#### [Supplied data]
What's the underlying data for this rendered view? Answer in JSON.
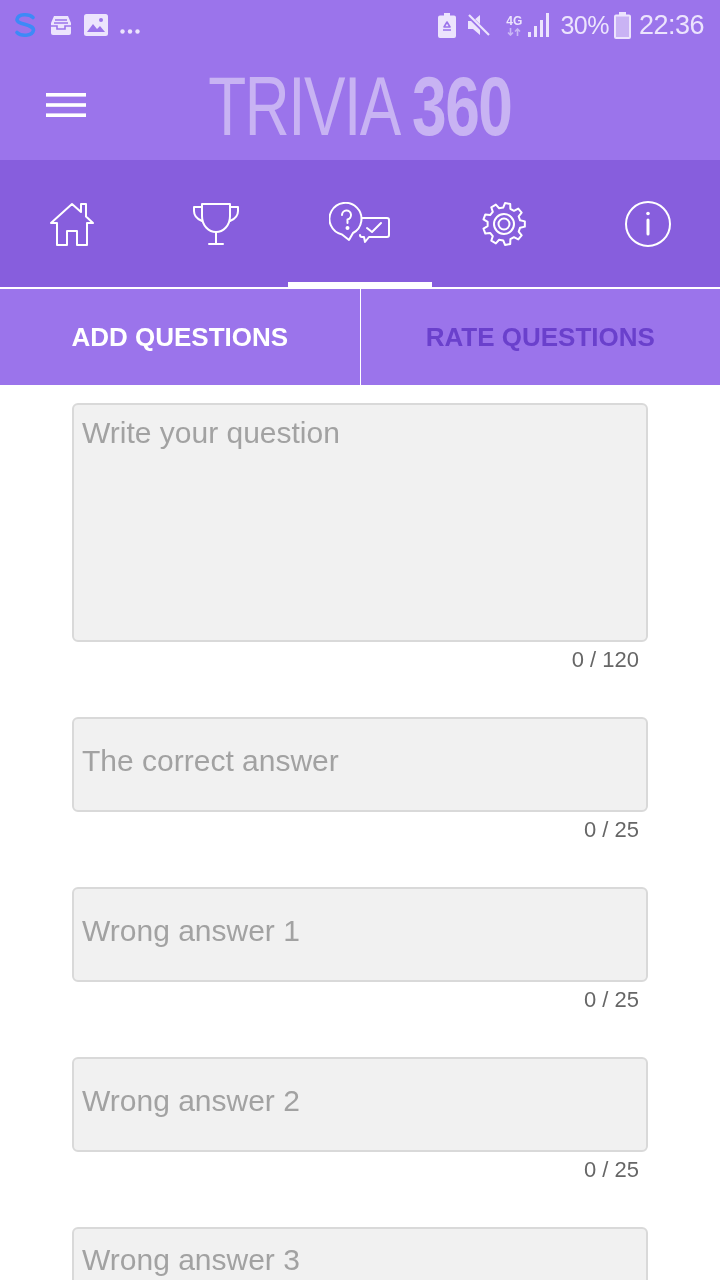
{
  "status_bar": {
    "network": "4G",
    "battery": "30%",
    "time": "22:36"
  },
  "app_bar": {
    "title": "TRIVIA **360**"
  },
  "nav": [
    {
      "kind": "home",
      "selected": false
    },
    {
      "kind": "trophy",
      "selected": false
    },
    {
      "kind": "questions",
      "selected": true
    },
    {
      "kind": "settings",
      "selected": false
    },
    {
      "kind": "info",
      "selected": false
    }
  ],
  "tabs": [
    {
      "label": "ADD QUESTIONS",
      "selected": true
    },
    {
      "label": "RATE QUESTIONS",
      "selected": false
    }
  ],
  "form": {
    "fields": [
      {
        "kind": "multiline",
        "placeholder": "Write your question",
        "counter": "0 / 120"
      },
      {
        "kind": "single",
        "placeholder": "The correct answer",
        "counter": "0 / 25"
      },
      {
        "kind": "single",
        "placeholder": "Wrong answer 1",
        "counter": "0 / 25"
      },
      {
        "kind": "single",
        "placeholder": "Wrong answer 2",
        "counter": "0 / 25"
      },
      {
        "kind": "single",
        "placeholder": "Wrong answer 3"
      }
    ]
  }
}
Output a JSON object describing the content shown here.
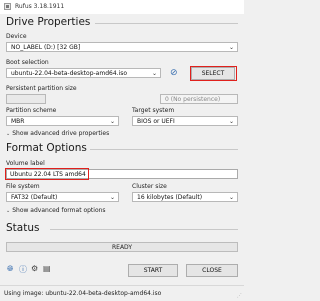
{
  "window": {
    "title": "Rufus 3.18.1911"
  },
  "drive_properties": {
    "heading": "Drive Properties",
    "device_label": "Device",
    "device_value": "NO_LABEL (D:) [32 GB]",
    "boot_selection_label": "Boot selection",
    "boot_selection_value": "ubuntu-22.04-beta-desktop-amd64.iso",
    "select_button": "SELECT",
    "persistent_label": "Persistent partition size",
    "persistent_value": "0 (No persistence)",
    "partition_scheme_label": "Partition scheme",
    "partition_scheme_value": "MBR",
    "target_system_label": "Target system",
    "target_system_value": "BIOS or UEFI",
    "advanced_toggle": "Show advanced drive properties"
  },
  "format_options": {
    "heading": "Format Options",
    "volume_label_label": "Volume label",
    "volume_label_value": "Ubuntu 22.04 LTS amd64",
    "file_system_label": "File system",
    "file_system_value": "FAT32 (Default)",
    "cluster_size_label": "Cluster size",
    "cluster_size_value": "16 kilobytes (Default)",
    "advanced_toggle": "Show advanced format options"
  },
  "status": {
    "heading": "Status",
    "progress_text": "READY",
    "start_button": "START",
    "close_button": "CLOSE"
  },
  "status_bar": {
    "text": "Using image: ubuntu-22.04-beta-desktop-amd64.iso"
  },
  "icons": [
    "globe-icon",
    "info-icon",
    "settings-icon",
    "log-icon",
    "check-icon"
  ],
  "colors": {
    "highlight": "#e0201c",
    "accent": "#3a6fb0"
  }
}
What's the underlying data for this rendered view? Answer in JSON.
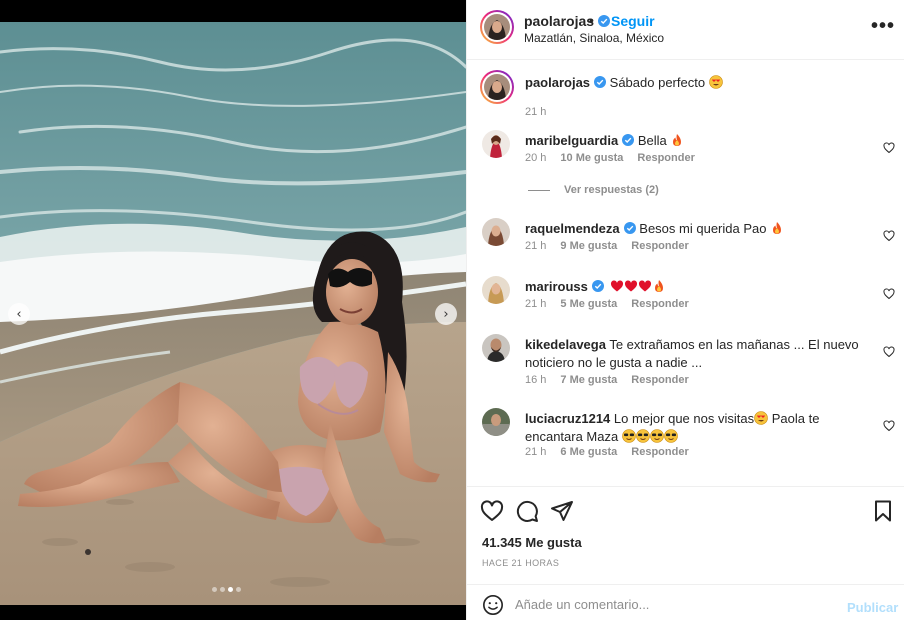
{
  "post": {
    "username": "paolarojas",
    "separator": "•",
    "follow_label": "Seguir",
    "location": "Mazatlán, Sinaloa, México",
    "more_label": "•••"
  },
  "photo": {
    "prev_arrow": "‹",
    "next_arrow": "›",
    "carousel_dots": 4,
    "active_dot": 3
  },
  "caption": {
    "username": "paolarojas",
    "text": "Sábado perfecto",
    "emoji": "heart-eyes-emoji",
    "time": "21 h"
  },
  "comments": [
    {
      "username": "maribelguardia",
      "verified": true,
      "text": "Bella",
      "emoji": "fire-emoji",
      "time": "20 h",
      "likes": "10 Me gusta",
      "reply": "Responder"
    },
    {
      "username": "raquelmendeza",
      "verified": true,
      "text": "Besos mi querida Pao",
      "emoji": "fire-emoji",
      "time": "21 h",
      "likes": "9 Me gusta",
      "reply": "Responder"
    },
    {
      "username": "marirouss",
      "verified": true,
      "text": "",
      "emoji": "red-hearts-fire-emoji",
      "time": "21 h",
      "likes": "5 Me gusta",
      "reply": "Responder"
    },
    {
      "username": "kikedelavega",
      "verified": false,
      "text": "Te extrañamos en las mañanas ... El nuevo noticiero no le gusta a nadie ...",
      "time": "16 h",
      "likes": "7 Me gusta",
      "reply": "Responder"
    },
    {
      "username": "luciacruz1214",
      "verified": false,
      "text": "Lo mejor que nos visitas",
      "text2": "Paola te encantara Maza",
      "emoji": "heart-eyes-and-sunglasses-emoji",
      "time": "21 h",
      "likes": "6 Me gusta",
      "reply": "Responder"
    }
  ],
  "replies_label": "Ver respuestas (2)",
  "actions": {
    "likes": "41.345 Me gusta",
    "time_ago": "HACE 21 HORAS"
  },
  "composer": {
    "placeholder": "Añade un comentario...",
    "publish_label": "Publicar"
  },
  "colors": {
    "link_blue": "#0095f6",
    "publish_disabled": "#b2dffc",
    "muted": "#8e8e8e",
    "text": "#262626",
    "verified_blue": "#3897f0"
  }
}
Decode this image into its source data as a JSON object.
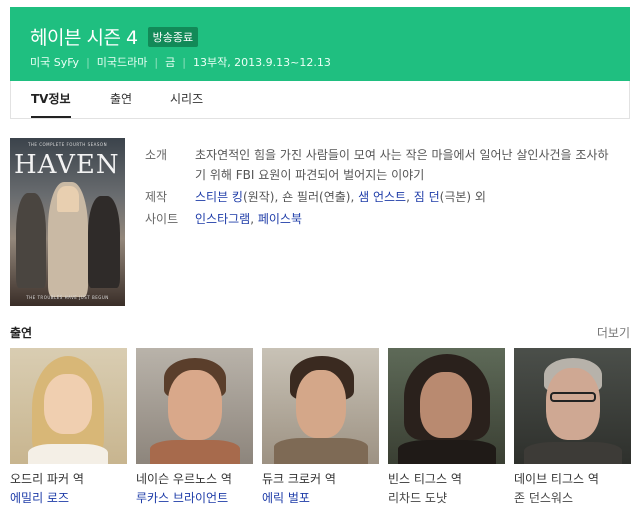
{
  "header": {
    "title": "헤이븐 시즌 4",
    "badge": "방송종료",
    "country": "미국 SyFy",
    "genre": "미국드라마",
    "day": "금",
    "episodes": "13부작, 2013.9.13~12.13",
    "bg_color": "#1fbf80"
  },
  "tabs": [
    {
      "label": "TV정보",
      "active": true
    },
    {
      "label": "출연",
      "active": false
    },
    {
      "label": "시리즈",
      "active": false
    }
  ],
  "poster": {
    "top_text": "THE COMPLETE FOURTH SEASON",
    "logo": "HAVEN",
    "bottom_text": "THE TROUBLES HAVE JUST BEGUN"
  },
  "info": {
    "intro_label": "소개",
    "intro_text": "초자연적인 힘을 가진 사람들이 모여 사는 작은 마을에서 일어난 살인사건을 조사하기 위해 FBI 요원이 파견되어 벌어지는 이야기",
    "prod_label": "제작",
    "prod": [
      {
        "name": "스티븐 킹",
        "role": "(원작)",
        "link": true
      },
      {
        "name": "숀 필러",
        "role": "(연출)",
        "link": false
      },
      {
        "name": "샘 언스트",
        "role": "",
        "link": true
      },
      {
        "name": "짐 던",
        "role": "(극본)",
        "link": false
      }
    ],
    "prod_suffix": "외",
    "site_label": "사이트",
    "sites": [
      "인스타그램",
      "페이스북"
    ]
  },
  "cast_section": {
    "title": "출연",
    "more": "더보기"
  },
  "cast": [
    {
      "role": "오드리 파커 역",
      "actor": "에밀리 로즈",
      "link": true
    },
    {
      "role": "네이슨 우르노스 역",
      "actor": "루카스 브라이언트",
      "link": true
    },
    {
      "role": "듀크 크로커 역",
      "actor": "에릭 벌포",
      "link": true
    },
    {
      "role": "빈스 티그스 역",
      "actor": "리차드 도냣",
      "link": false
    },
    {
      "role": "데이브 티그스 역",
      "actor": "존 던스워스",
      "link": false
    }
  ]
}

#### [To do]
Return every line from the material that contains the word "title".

#### [Result]
    "title": "TRIVIA **360**"
    "title": "Rufus 3.18.1911"
    "title": "헤이븐 시즌 4",
    "title": "출연",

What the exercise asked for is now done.